The new model suggests that similar physics could arise if two adjacent universes could interact.
Physicists sometimes make up crazy stories that sound like science fiction. Some of them turn out to be true, such as the fact that the curvature of space and time described by Einstein was finally confirmed by astronomical measurements. Others remain just a possibility or a mathematical curiosity.
In a new article in Physical Review Research, Fellow JQI Victor Galicki and PhD student JQI Alireza Parkhiskar explored the fantastic possibility that our reality is only half a pair of interacting worlds.
Their mathematical model can provide new insight into the basic features of reality – including why our universe is expanding in this way and how it relates to the shortest lengths allowed by quantum mechanics.
These topics are crucial to understanding our universe and are part of one of the greatest mysteries of modern physics.
A pair of scientists stumbled upon this new look by examining graphene sheets – individual atomic layers of carbon in a repeating hexagonal pattern.
They realized that experiments studying the electrical properties of stacked graphene sheets produced results that resembled small universes and that the underlying phenomenon could extend to other areas of physics.
In graphene stacks, new electrical properties emerge from interactions between individual sheets, so perhaps unique physics could similarly emerge from interacting layers elsewhere – perhaps in cosmological theories about the entire universe.

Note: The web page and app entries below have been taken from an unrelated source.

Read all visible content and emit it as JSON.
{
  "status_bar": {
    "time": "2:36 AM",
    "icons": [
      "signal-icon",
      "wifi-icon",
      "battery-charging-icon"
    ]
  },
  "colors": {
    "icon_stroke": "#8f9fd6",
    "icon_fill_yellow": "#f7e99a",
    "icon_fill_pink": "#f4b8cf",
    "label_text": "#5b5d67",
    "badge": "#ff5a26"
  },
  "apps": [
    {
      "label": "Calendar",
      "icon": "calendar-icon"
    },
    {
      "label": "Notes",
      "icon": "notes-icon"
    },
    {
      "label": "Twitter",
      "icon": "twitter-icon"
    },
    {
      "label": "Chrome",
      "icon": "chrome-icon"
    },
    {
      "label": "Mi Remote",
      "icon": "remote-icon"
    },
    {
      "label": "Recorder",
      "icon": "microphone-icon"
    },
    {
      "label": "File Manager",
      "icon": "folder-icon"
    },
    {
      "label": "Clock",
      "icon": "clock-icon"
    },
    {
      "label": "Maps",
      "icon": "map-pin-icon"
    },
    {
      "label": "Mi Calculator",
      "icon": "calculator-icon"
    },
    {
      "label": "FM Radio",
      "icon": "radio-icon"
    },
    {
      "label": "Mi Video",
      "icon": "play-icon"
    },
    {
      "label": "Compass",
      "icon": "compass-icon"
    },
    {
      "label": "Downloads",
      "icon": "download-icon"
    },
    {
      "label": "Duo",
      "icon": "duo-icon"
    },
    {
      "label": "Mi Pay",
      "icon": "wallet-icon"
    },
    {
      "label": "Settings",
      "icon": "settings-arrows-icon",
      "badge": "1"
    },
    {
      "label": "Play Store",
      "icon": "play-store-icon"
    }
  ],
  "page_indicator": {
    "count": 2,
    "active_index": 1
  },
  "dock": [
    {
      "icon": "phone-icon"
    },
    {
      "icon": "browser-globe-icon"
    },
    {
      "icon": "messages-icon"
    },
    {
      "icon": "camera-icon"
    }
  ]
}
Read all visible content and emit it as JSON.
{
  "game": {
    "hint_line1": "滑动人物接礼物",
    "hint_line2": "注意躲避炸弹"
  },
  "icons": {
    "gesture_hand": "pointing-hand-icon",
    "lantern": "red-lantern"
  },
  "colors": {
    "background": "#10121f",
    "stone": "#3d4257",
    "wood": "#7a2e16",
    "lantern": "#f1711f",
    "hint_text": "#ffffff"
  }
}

The unique electrical properties of graphene, and the possible connection that our reality may be twinned somewhere, are due to the special physics created by its formulas called moiré formulas.
Moiré patterns arise when two repeating patterns – from the hexagons of atoms in the graphene sheets to the meshes of window screens – overlap and one layer twists, shifts, or stretches. The patterns that arise in this case may repeat themselves over long lengths compared to the basic patterns.
In graphene stacks, new patterns change the physics going on in the sheets, in particular the behavior of electrons. In a special case called “magic angle graphene”, the moiré pattern repeats about 52 times longer than the pattern of individual sheets, and the energy level that governs the behavior of electrons.
Galicki and Parkhiskar realized that the physics of two graphene sheets can be thought of as the physics of two two-dimensional universes in which electrons periodically jump from one universe to another.
This inspired a couple to generalize mathematics to apply it to universes consisting of any number of dimensions, including our own four dimensions, and to investigate whether similar moiré-pattern phenomena could emerge in other areas of physics. This initiated research that brought them face to face with one of the fundamental problems of cosmology.